A tragic incident occurred on March 25 1911, with a horrendous fire blazing through the Asch building at the northwestern corner of Washing and Greene streets, marking its place in time as the worst factory fire in New York history. The inferno began in the top three of ten floors of the building which was owned by the Triangle Shirtwaist Company. The company had employed nearly five hundred women, most to have been Jewish immigrant from the ages of thirteen to thirty-three. They worked in cramped, strict conditions enforced by the managers, such as being locked in, in order to prevent the women from abandoning their sewing machines. The fire began in the eighth floor cutting room as women were preparing to put away their work while the 4:45 quitting time was approaching. The flames fed through thousands of pounds of fabric causing it to spread rapidly. Most of the employees from the eighth and tenth floors were able to escape by rushing to stairs, the freight elevators, and the fire escape.

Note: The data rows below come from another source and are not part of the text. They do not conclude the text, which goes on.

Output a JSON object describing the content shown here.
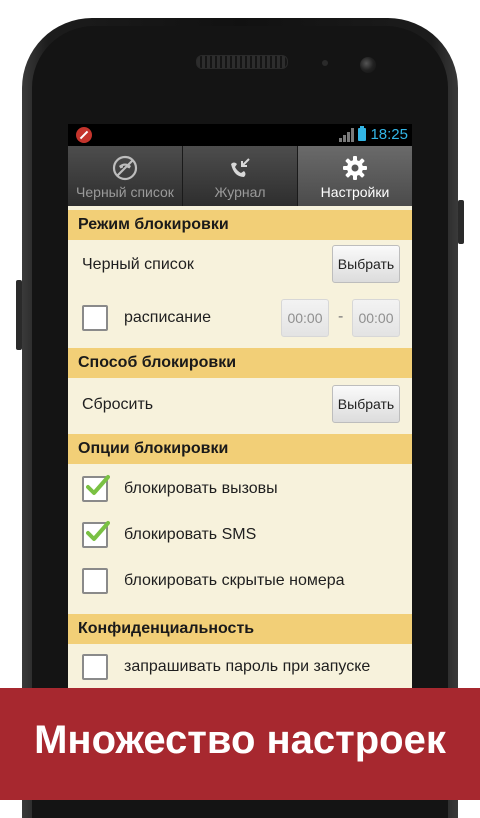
{
  "statusbar": {
    "time": "18:25"
  },
  "tabs": [
    {
      "label": "Черный список",
      "icon": "blocked-phone-icon",
      "active": false
    },
    {
      "label": "Журнал",
      "icon": "call-log-icon",
      "active": false
    },
    {
      "label": "Настройки",
      "icon": "gear-icon",
      "active": true
    }
  ],
  "sections": {
    "block_mode": {
      "title": "Режим блокировки",
      "list_label": "Черный список",
      "choose_button": "Выбрать",
      "schedule_label": "расписание",
      "time_from": "00:00",
      "time_separator": "-",
      "time_to": "00:00"
    },
    "block_method": {
      "title": "Способ блокировки",
      "method_label": "Сбросить",
      "choose_button": "Выбрать"
    },
    "block_options": {
      "title": "Опции блокировки",
      "items": [
        {
          "label": "блокировать вызовы",
          "checked": true
        },
        {
          "label": "блокировать SMS",
          "checked": true
        },
        {
          "label": "блокировать скрытые номера",
          "checked": false
        }
      ]
    },
    "privacy": {
      "title": "Конфиденциальность",
      "items": [
        {
          "label": "запрашивать пароль при запуске",
          "checked": false
        }
      ]
    }
  },
  "banner": {
    "text": "Множество настроек"
  },
  "colors": {
    "accent": "#33b5e5",
    "header": "#f2cf77",
    "content_bg": "#f7f2dc",
    "banner": "#a7282f",
    "check": "#7ac143"
  }
}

Unfortunately, those whom occupied the ninth floor did not survive because they were unable to open the locked door to the exit. Catastrophe continued as the rear fire escape collapsed, killing many and eliminating an escape route for others still trapped. Those who were determined to find a way to survive slide down elevator cables; some losing their grip and falling to their death. Several more women's dresses caught on fire, which caused them to franticly jump to their death from open windows. Pump Engine Company 20 and Ladder Company 20 hastily arrived at the scene, but were delayed by the display of bodies that had jumped. When extending the ladders from the fire engines, they came upon a shocking dilemma; the ladders only reached up to the sixth floor. The only rescue device they had left were safety nets. However, they broke when the workers jumped due to the weight and distance of how high the fall was. A gruesome 146 women died in a period of less than fifteen minutes. Investigators came to the conclusion that the fire began with a match left over from a member of the staff who lit a cigarette. Much outrage spread over the working conditions that had contributed to the fire. The owners of the company were charged with manslaughter and were later released from charges. In the year 1914, the owners were ordered by a judge to pay compensation of $75 each to the families, of the twenty-three victims, who had sued. This horrible event sparked support for efforts to organize workers in the garment industry, particularly for those who were part of the International Ladies' Garment Workers' Union. This misfortune is said to be one of the most vivid symbols for the American labor movement of the need for government to ensure a safe workplace.